#### [Extracted entries]
* * *
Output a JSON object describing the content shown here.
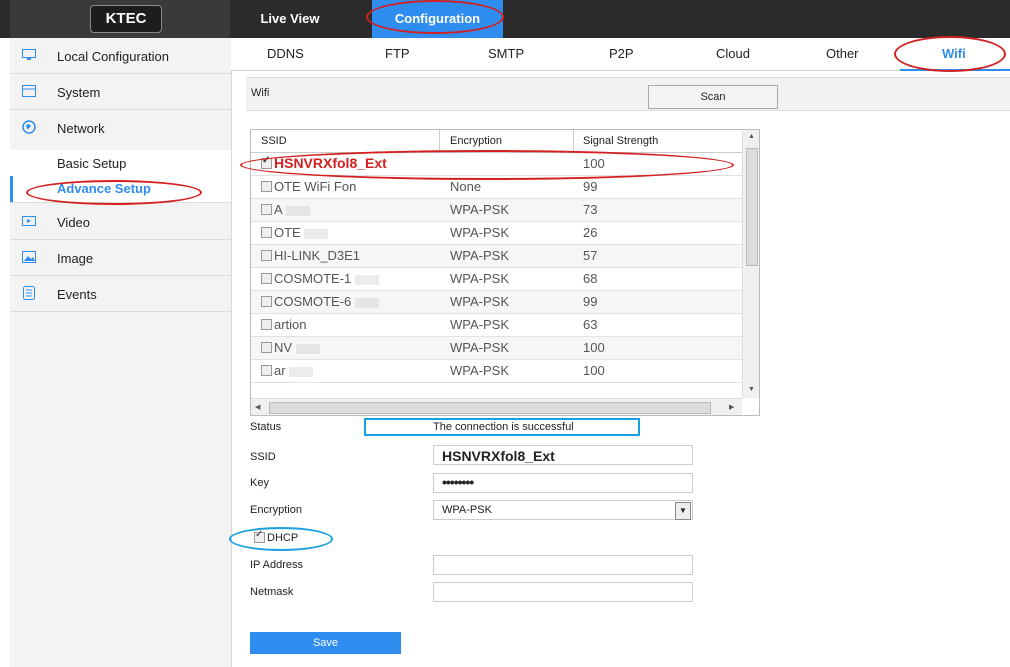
{
  "header": {
    "logo": "KTEC",
    "nav": [
      "Live View",
      "Configuration"
    ]
  },
  "sidebar": {
    "items": [
      {
        "label": "Local Configuration",
        "icon": "monitor-icon"
      },
      {
        "label": "System",
        "icon": "system-icon"
      },
      {
        "label": "Network",
        "icon": "globe-icon"
      },
      {
        "label": "Basic Setup"
      },
      {
        "label": "Advance Setup"
      },
      {
        "label": "Video",
        "icon": "video-icon"
      },
      {
        "label": "Image",
        "icon": "image-icon"
      },
      {
        "label": "Events",
        "icon": "events-icon"
      }
    ]
  },
  "subtabs": [
    "DDNS",
    "FTP",
    "SMTP",
    "P2P",
    "Cloud",
    "Other",
    "Wifi"
  ],
  "wifi": {
    "section_label": "Wifi",
    "scan_label": "Scan"
  },
  "table": {
    "headers": [
      "SSID",
      "Encryption",
      "Signal Strength"
    ],
    "rows": [
      {
        "ssid": "HSNVRXfol8_Ext",
        "encryption": "",
        "signal": "100"
      },
      {
        "ssid": "OTE WiFi Fon",
        "encryption": "None",
        "signal": "99"
      },
      {
        "ssid": "A",
        "encryption": "WPA-PSK",
        "signal": "73"
      },
      {
        "ssid": "OTE",
        "encryption": "WPA-PSK",
        "signal": "26"
      },
      {
        "ssid": "HI-LINK_D3E1",
        "encryption": "WPA-PSK",
        "signal": "57"
      },
      {
        "ssid": "COSMOTE-1",
        "encryption": "WPA-PSK",
        "signal": "68"
      },
      {
        "ssid": "COSMOTE-6",
        "encryption": "WPA-PSK",
        "signal": "99"
      },
      {
        "ssid": "artion",
        "encryption": "WPA-PSK",
        "signal": "63"
      },
      {
        "ssid": "NV",
        "encryption": "WPA-PSK",
        "signal": "100"
      },
      {
        "ssid": "ar",
        "encryption": "WPA-PSK",
        "signal": "100"
      }
    ]
  },
  "form": {
    "status_label": "Status",
    "status_value": "The connection is successful",
    "ssid_label": "SSID",
    "ssid_value": "HSNVRXfol8_Ext",
    "key_label": "Key",
    "key_value": "••••••••",
    "encryption_label": "Encryption",
    "encryption_value": "WPA-PSK",
    "dhcp_label": "DHCP",
    "ip_label": "IP Address",
    "ip_value": "",
    "netmask_label": "Netmask",
    "netmask_value": "",
    "save_label": "Save"
  },
  "colors": {
    "accent": "#2f8df0",
    "annotation_red": "#d42020",
    "annotation_blue": "#1aa0e0"
  }
}
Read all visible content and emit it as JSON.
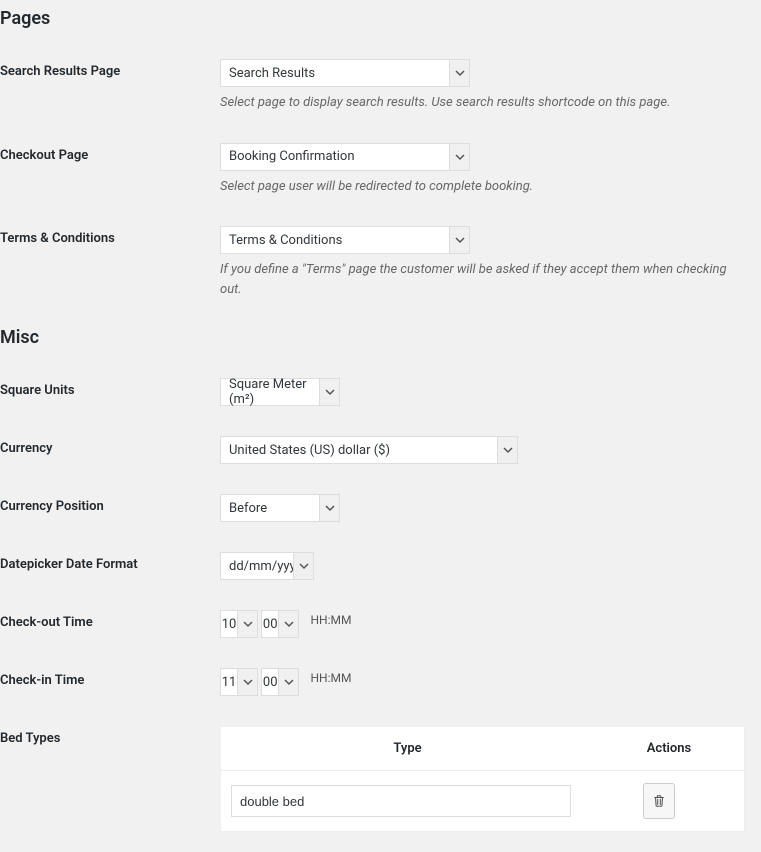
{
  "pages": {
    "heading": "Pages",
    "fields": {
      "searchResults": {
        "label": "Search Results Page",
        "value": "Search Results",
        "description": "Select page to display search results. Use search results shortcode on this page."
      },
      "checkout": {
        "label": "Checkout Page",
        "value": "Booking Confirmation",
        "description": "Select page user will be redirected to complete booking."
      },
      "terms": {
        "label": "Terms & Conditions",
        "value": "Terms & Conditions",
        "description": "If you define a \"Terms\" page the customer will be asked if they accept them when checking out."
      }
    }
  },
  "misc": {
    "heading": "Misc",
    "fields": {
      "squareUnits": {
        "label": "Square Units",
        "value": "Square Meter (m²)"
      },
      "currency": {
        "label": "Currency",
        "value": "United States (US) dollar ($)"
      },
      "currencyPosition": {
        "label": "Currency Position",
        "value": "Before"
      },
      "dateFormat": {
        "label": "Datepicker Date Format",
        "value": "dd/mm/yyyy"
      },
      "checkOut": {
        "label": "Check-out Time",
        "hh": "10",
        "mm": "00",
        "hint": "HH:MM"
      },
      "checkIn": {
        "label": "Check-in Time",
        "hh": "11",
        "mm": "00",
        "hint": "HH:MM"
      },
      "bedTypes": {
        "label": "Bed Types",
        "cols": {
          "type": "Type",
          "actions": "Actions"
        },
        "rows": [
          {
            "value": "double bed"
          }
        ]
      }
    }
  }
}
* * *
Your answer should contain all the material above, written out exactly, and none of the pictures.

Output a JSON object describing the content shown here.
{
  "header": {
    "logo": "KTEC",
    "nav": [
      "Live View",
      "Configuration"
    ]
  },
  "sidebar": {
    "items": [
      {
        "label": "Local Configuration",
        "icon": "monitor-icon"
      },
      {
        "label": "System",
        "icon": "system-icon"
      },
      {
        "label": "Network",
        "icon": "globe-icon"
      },
      {
        "label": "Basic Setup"
      },
      {
        "label": "Advance Setup"
      },
      {
        "label": "Video",
        "icon": "video-icon"
      },
      {
        "label": "Image",
        "icon": "image-icon"
      },
      {
        "label": "Events",
        "icon": "events-icon"
      }
    ]
  },
  "subtabs": [
    "DDNS",
    "FTP",
    "SMTP",
    "P2P",
    "Cloud",
    "Other",
    "Wifi"
  ],
  "wifi": {
    "section_label": "Wifi",
    "scan_label": "Scan"
  },
  "table": {
    "headers": [
      "SSID",
      "Encryption",
      "Signal Strength"
    ],
    "rows": [
      {
        "ssid": "HSNVRXfol8_Ext",
        "encryption": "",
        "signal": "100"
      },
      {
        "ssid": "OTE WiFi Fon",
        "encryption": "None",
        "signal": "99"
      },
      {
        "ssid": "A",
        "encryption": "WPA-PSK",
        "signal": "73"
      },
      {
        "ssid": "OTE",
        "encryption": "WPA-PSK",
        "signal": "26"
      },
      {
        "ssid": "HI-LINK_D3E1",
        "encryption": "WPA-PSK",
        "signal": "57"
      },
      {
        "ssid": "COSMOTE-1",
        "encryption": "WPA-PSK",
        "signal": "68"
      },
      {
        "ssid": "COSMOTE-6",
        "encryption": "WPA-PSK",
        "signal": "99"
      },
      {
        "ssid": "artion",
        "encryption": "WPA-PSK",
        "signal": "63"
      },
      {
        "ssid": "NV",
        "encryption": "WPA-PSK",
        "signal": "100"
      },
      {
        "ssid": "ar",
        "encryption": "WPA-PSK",
        "signal": "100"
      }
    ]
  },
  "form": {
    "status_label": "Status",
    "status_value": "The connection is successful",
    "ssid_label": "SSID",
    "ssid_value": "HSNVRXfol8_Ext",
    "key_label": "Key",
    "key_value": "••••••••",
    "encryption_label": "Encryption",
    "encryption_value": "WPA-PSK",
    "dhcp_label": "DHCP",
    "ip_label": "IP Address",
    "ip_value": "",
    "netmask_label": "Netmask",
    "netmask_value": "",
    "save_label": "Save"
  },
  "colors": {
    "accent": "#2f8df0",
    "annotation_red": "#d42020",
    "annotation_blue": "#1aa0e0"
  }
}
Read all visible content and emit it as JSON.
{
  "pages": {
    "heading": "Pages",
    "fields": {
      "searchResults": {
        "label": "Search Results Page",
        "value": "Search Results",
        "description": "Select page to display search results. Use search results shortcode on this page."
      },
      "checkout": {
        "label": "Checkout Page",
        "value": "Booking Confirmation",
        "description": "Select page user will be redirected to complete booking."
      },
      "terms": {
        "label": "Terms & Conditions",
        "value": "Terms & Conditions",
        "description": "If you define a \"Terms\" page the customer will be asked if they accept them when checking out."
      }
    }
  },
  "misc": {
    "heading": "Misc",
    "fields": {
      "squareUnits": {
        "label": "Square Units",
        "value": "Square Meter (m²)"
      },
      "currency": {
        "label": "Currency",
        "value": "United States (US) dollar ($)"
      },
      "currencyPosition": {
        "label": "Currency Position",
        "value": "Before"
      },
      "dateFormat": {
        "label": "Datepicker Date Format",
        "value": "dd/mm/yyyy"
      },
      "checkOut": {
        "label": "Check-out Time",
        "hh": "10",
        "mm": "00",
        "hint": "HH:MM"
      },
      "checkIn": {
        "label": "Check-in Time",
        "hh": "11",
        "mm": "00",
        "hint": "HH:MM"
      },
      "bedTypes": {
        "label": "Bed Types",
        "cols": {
          "type": "Type",
          "actions": "Actions"
        },
        "rows": [
          {
            "value": "double bed"
          }
        ]
      }
    }
  }
}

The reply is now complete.